Last year’s ‘First Vision’ podcast had more than 1.3 million downloads and streams
As members of The Church of Jesus Christ of Latter-day Saints begin studying the Doctrine and Covenants as part of this year’s “Come, Follow Me” curriculum, the Joseph Smith Papers Project is releasing a new podcast that examines a pivotal period in early Latter-day Saint history.
“The Priesthood Restored: A Joseph Smith Papers Podcast” is a six-part miniseries that explores the events and circumstances surrounding the restoration of the priesthood.
The documentary-style podcast, which features interviews with historians, researchers and general authorities of the church, is hosted by Spencer W. McBride, a volume editor for the Joseph Smith Papers’ “Documents” series. All six episodes were released on Jan. 14.
When asked how he might pitch the podcast to members of his Latter-day Saint ward in a Sunday Zoom meeting, McBride took this approach.
“I would say that these six episodes are going to take familiar stories and familiar events and illuminate them for you,” he said. “We’re not saying everything that you thought you knew about the priesthood restoration is different. What we’re saying is here’s a few important details that you may not know. They are going to vastly expand the way you think about both the restoration of the priesthood and the role of priesthood in the lives and religious devotion of Latter-day Saints.”
McBride was the host of last year’s “The First Vision: A Joseph Smith Papers Podcast,” which was released in timing with the commemoration of the 200th anniversary of the First Vision. The “First Vision” podcast had more than 1.3 million downloads and streams, McBride said.
“It far surpassed our highest expectations,” he said.
McBride said part of that success can be attributed to the fact that it was a bicentennial year in which President Russell M. Nelson had asked church members to focus their study on the Restoration and on the First Vision in particular. But it confirmed another suspicion as well.
“There is a thirst among church members to understand the research coming out of the Joseph Smith Papers, but to have it in a very accessible and digestible way,” McBride said.
Many Latter-day Saints see the thick, scholarly volumes produced by the Joseph Smith Papers each year and they are both impressed and daunted by them at the same time, the historian said.
“This podcast miniseries is one attempt at kind of repackaging some of the research for a more general audience and making them more accessible to any listener,” he said. “The success of the First Vision podcast confirms that people are looking for this content.”
One of the biggest challenges with “The Priesthood Restored” podcast has been helping listeners grapple with ambiguity and unknown details. For example, the church doesn’t know the exact date and circumstances of the restoration of the Melchizedek priesthood.
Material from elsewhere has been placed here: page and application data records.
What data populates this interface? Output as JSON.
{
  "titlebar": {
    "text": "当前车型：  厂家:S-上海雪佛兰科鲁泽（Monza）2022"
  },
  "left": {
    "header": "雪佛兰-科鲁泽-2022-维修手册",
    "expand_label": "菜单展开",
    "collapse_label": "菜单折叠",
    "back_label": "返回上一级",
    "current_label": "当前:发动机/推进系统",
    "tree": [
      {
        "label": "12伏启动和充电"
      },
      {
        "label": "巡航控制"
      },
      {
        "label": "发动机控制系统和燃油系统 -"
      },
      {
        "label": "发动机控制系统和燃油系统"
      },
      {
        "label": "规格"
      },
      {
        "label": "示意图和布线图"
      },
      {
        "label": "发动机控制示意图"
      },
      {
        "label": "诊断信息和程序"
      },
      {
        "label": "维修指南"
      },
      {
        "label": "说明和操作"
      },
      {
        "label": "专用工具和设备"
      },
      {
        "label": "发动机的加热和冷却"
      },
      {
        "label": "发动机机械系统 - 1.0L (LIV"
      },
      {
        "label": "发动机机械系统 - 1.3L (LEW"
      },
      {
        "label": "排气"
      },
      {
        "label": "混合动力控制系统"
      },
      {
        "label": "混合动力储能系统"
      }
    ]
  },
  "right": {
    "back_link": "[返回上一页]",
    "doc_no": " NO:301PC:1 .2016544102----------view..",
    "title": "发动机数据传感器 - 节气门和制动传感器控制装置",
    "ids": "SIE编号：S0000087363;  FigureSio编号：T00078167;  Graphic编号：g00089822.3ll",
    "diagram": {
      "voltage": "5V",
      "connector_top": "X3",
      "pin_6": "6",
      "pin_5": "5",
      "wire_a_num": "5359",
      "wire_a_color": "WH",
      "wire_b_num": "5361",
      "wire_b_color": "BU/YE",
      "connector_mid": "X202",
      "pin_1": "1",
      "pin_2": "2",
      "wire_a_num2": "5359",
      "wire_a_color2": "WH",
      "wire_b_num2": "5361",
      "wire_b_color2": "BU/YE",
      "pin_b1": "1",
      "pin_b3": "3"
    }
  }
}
A detailed history of the key event was not written by Joseph Smith or Oliver Cowdery.
“We can’t tell that history in great detail, but it means we need to talk about record keeping. We need to talk about why we know what we know and why we don’t know what we don’t know. We also need to talk about why it’s OK that we don’t know every detail,” McBride said. “I think that’s really important, but that is a challenge.”
One of the highlights for McBride with “The Priesthood Restored” was the opportunity to interview Elder Dale G. Renlund of the Quorum of the Twelve Apostles for Episode 6: “Sacred Sites and Ongoing Restorations.”
“He reflected on this history, what this history means to him and his personal understanding of the priesthood, as well as what this history also means for Latter-day Saints today and how we can understand and appreciate the priesthood in our lives,” McBride said. “That was just a phenomenal experience. He was able to articulate, I think, some really poignant thoughts on that.”
After learning about the restoration of the priesthood, McBride said Latter-day Saints can look forward to another eight-episode miniseries podcast featuring the Nauvoo Illinois Temple that is likely to be released in October.